▶ Information supplied:
----------------
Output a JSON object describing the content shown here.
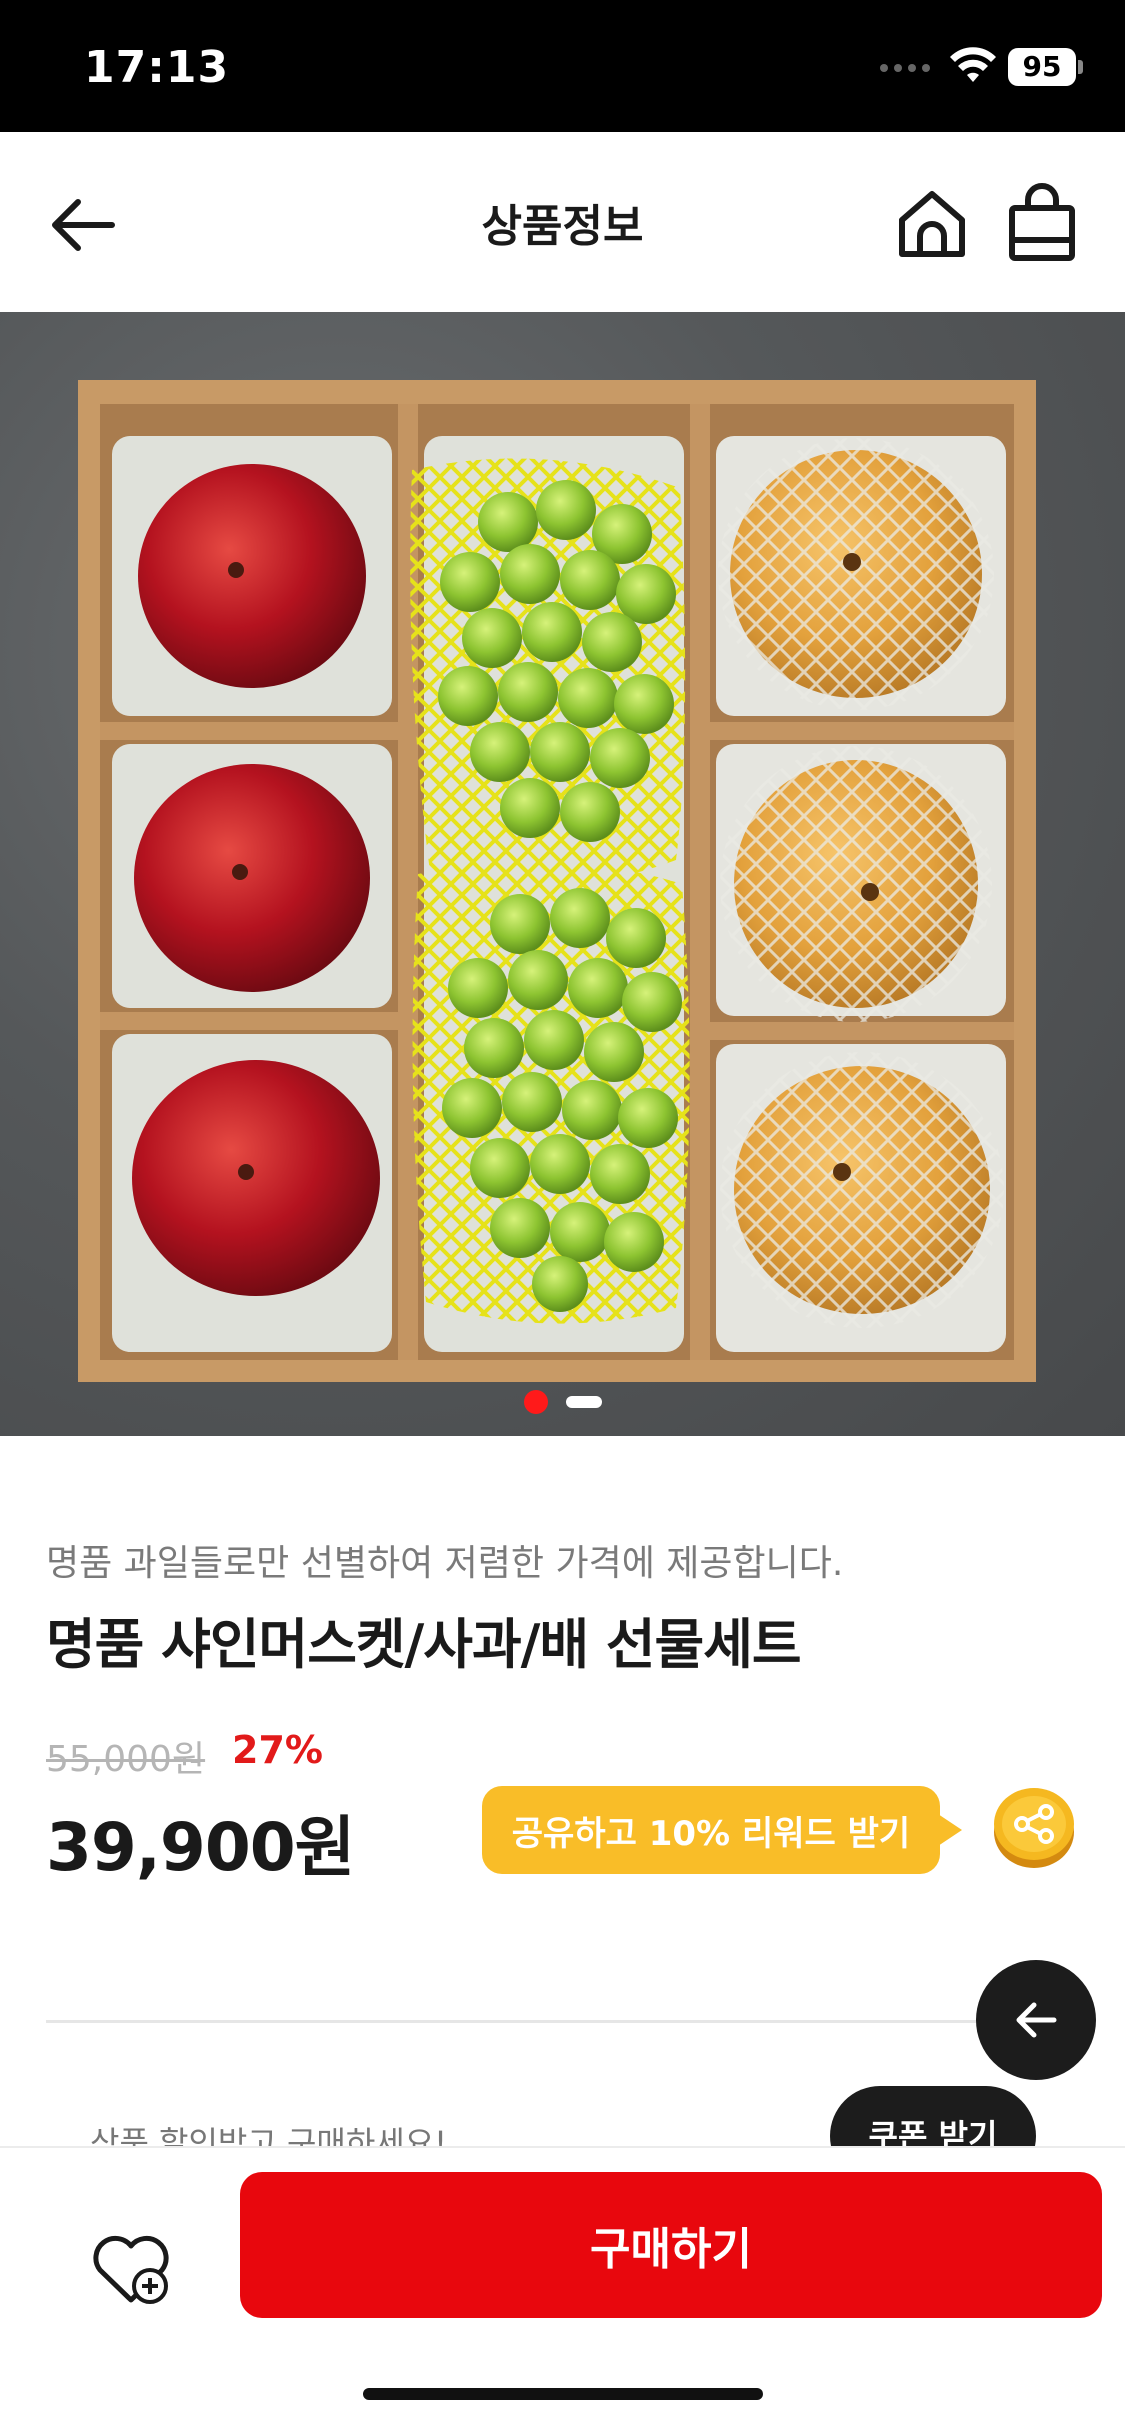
{
  "status_bar": {
    "time": "17:13",
    "battery": "95"
  },
  "nav": {
    "title": "상품정보"
  },
  "gallery": {
    "image_count": 2,
    "active_index": 0
  },
  "product": {
    "subtitle": "명품 과일들로만 선별하여 저렴한 가격에 제공합니다.",
    "name": "명품 샤인머스켓/사과/배 선물세트",
    "original_price": "55,000원",
    "discount": "27%",
    "sale_price": "39,900원"
  },
  "share": {
    "label": "공유하고 10% 리워드 받기"
  },
  "coupon": {
    "text": "상품 할인받고 구매하세요!",
    "button_label": "쿠폰 받기"
  },
  "bottom_bar": {
    "buy_label": "구매하기"
  },
  "colors": {
    "accent_red": "#e8070d",
    "discount_red": "#e21a1a",
    "share_yellow": "#f9bd28",
    "dark": "#1c1c1c"
  }
}
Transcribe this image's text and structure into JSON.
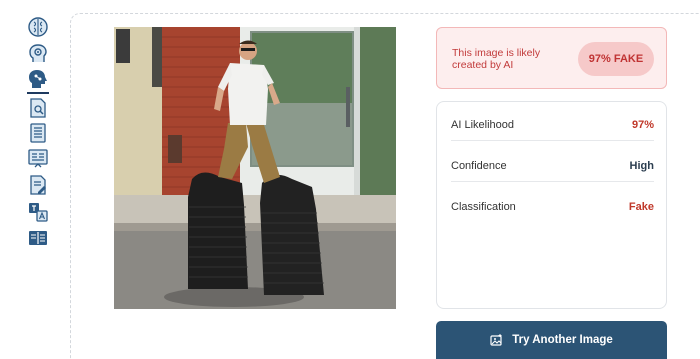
{
  "sidebar": {
    "items": [
      {
        "icon": "brain-icon"
      },
      {
        "icon": "head-gear-icon"
      },
      {
        "icon": "ai-head-icon",
        "active": true
      },
      {
        "icon": "document-search-icon"
      },
      {
        "icon": "document-list-icon"
      },
      {
        "icon": "image-grid-icon"
      },
      {
        "icon": "document-edit-icon"
      },
      {
        "icon": "translate-icon"
      },
      {
        "icon": "book-icon"
      }
    ]
  },
  "result": {
    "verdict_text": "This image is likely created by AI",
    "badge": "97% FAKE",
    "stats": [
      {
        "label": "AI Likelihood",
        "value": "97%"
      },
      {
        "label": "Confidence",
        "value": "High"
      },
      {
        "label": "Classification",
        "value": "Fake"
      }
    ]
  },
  "actions": {
    "try_again_label": "Try Another Image"
  },
  "colors": {
    "accent": "#2c5475",
    "danger": "#c0392b",
    "danger_bg": "#fdeeee",
    "sidebar_icon": "#2e5b86"
  }
}
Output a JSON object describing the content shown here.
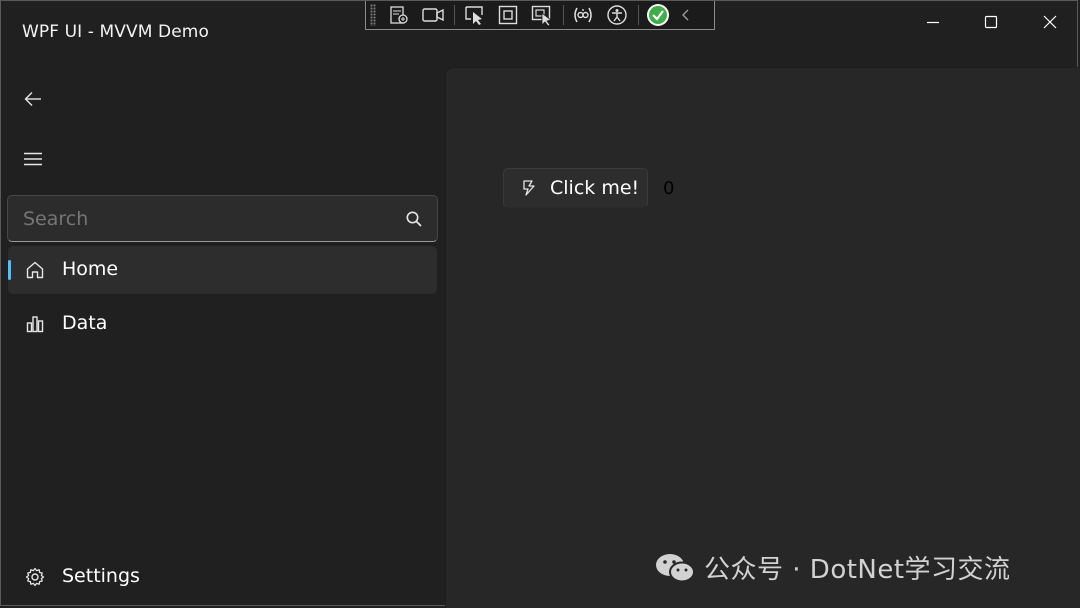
{
  "window": {
    "title": "WPF UI - MVVM Demo",
    "accent_color": "#4cc2ff",
    "background": "#202020",
    "content_background": "#272727"
  },
  "caption_buttons": [
    {
      "name": "minimize",
      "icon": "minimize-icon"
    },
    {
      "name": "maximize",
      "icon": "maximize-icon"
    },
    {
      "name": "close",
      "icon": "close-icon"
    }
  ],
  "dev_toolbar": {
    "icons": [
      "live-visual-tree-icon",
      "record-icon",
      "select-element-icon",
      "display-layout-adorners-icon",
      "track-focus-icon",
      "binding-failures-icon",
      "accessibility-icon",
      "status-ok-icon",
      "collapse-chevron-icon"
    ]
  },
  "navigation": {
    "back_icon": "back-arrow-icon",
    "menu_icon": "hamburger-menu-icon",
    "search": {
      "placeholder": "Search",
      "icon": "search-icon"
    },
    "items": [
      {
        "label": "Home",
        "icon": "home-icon",
        "active": true
      },
      {
        "label": "Data",
        "icon": "bar-chart-icon",
        "active": false
      }
    ],
    "footer_items": [
      {
        "label": "Settings",
        "icon": "gear-icon"
      }
    ]
  },
  "content": {
    "button": {
      "label": "Click me!",
      "icon": "fluent-icon"
    },
    "counter": "0"
  },
  "watermark": {
    "text": "公众号 · DotNet学习交流",
    "icon": "wechat-icon"
  }
}
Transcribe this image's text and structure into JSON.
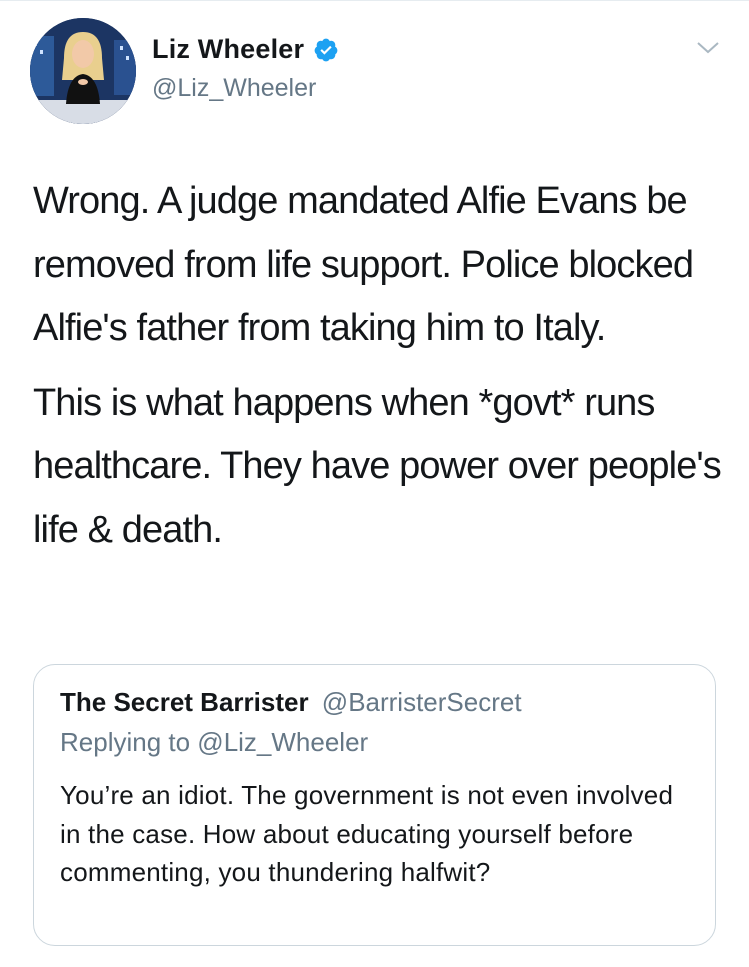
{
  "tweet": {
    "author_name": "Liz Wheeler",
    "author_handle": "@Liz_Wheeler",
    "verified_icon": "verified-badge-icon",
    "menu_icon": "chevron-down-icon",
    "paragraphs": [
      "Wrong. A judge mandated Alfie Evans be removed from life support. Police blocked Alfie's father from taking him to Italy.",
      "This is what happens when *govt* runs healthcare. They have power over people's life & death."
    ]
  },
  "quote": {
    "author_name": "The Secret Barrister",
    "author_handle": "@BarristerSecret",
    "replying_to": "Replying to @Liz_Wheeler",
    "body": "You’re an idiot. The government is not even involved in the case. How about educating yourself before commenting, you thundering halfwit?"
  },
  "colors": {
    "text": "#14171a",
    "secondary": "#657786",
    "verified": "#1da1f2",
    "border": "#ccd6dd"
  }
}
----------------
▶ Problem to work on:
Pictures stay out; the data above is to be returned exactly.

▶ Expected answer:
Output a JSON object describing the content shown here.
{
  "status_bar": {
    "time": "17:13",
    "battery": "95"
  },
  "nav": {
    "title": "상품정보"
  },
  "gallery": {
    "image_count": 2,
    "active_index": 0
  },
  "product": {
    "subtitle": "명품 과일들로만 선별하여 저렴한 가격에 제공합니다.",
    "name": "명품 샤인머스켓/사과/배 선물세트",
    "original_price": "55,000원",
    "discount": "27%",
    "sale_price": "39,900원"
  },
  "share": {
    "label": "공유하고 10% 리워드 받기"
  },
  "coupon": {
    "text": "상품 할인받고 구매하세요!",
    "button_label": "쿠폰 받기"
  },
  "bottom_bar": {
    "buy_label": "구매하기"
  },
  "colors": {
    "accent_red": "#e8070d",
    "discount_red": "#e21a1a",
    "share_yellow": "#f9bd28",
    "dark": "#1c1c1c"
  }
}
Transcribe this image's text and structure into JSON.
{
  "sidebar": {
    "items": [
      {
        "icon": "brain-icon"
      },
      {
        "icon": "head-gear-icon"
      },
      {
        "icon": "ai-head-icon",
        "active": true
      },
      {
        "icon": "document-search-icon"
      },
      {
        "icon": "document-list-icon"
      },
      {
        "icon": "image-grid-icon"
      },
      {
        "icon": "document-edit-icon"
      },
      {
        "icon": "translate-icon"
      },
      {
        "icon": "book-icon"
      }
    ]
  },
  "result": {
    "verdict_text": "This image is likely created by AI",
    "badge": "97% FAKE",
    "stats": [
      {
        "label": "AI Likelihood",
        "value": "97%"
      },
      {
        "label": "Confidence",
        "value": "High"
      },
      {
        "label": "Classification",
        "value": "Fake"
      }
    ]
  },
  "actions": {
    "try_again_label": "Try Another Image"
  },
  "colors": {
    "accent": "#2c5475",
    "danger": "#c0392b",
    "danger_bg": "#fdeeee",
    "sidebar_icon": "#2e5b86"
  }
}
Output a JSON object describing the content shown here.
{
  "window": {
    "title": "WPF UI - MVVM Demo",
    "accent_color": "#4cc2ff",
    "background": "#202020",
    "content_background": "#272727"
  },
  "caption_buttons": [
    {
      "name": "minimize",
      "icon": "minimize-icon"
    },
    {
      "name": "maximize",
      "icon": "maximize-icon"
    },
    {
      "name": "close",
      "icon": "close-icon"
    }
  ],
  "dev_toolbar": {
    "icons": [
      "live-visual-tree-icon",
      "record-icon",
      "select-element-icon",
      "display-layout-adorners-icon",
      "track-focus-icon",
      "binding-failures-icon",
      "accessibility-icon",
      "status-ok-icon",
      "collapse-chevron-icon"
    ]
  },
  "navigation": {
    "back_icon": "back-arrow-icon",
    "menu_icon": "hamburger-menu-icon",
    "search": {
      "placeholder": "Search",
      "icon": "search-icon"
    },
    "items": [
      {
        "label": "Home",
        "icon": "home-icon",
        "active": true
      },
      {
        "label": "Data",
        "icon": "bar-chart-icon",
        "active": false
      }
    ],
    "footer_items": [
      {
        "label": "Settings",
        "icon": "gear-icon"
      }
    ]
  },
  "content": {
    "button": {
      "label": "Click me!",
      "icon": "fluent-icon"
    },
    "counter": "0"
  },
  "watermark": {
    "text": "公众号 · DotNet学习交流",
    "icon": "wechat-icon"
  }
}
Transcribe this image's text and structure into JSON.
{
  "tweet": {
    "author_name": "Liz Wheeler",
    "author_handle": "@Liz_Wheeler",
    "verified_icon": "verified-badge-icon",
    "menu_icon": "chevron-down-icon",
    "paragraphs": [
      "Wrong. A judge mandated Alfie Evans be removed from life support. Police blocked Alfie's father from taking him to Italy.",
      "This is what happens when *govt* runs healthcare. They have power over people's life & death."
    ]
  },
  "quote": {
    "author_name": "The Secret Barrister",
    "author_handle": "@BarristerSecret",
    "replying_to": "Replying to @Liz_Wheeler",
    "body": "You’re an idiot. The government is not even involved in the case. How about educating yourself before commenting, you thundering halfwit?"
  },
  "colors": {
    "text": "#14171a",
    "secondary": "#657786",
    "verified": "#1da1f2",
    "border": "#ccd6dd"
  }
}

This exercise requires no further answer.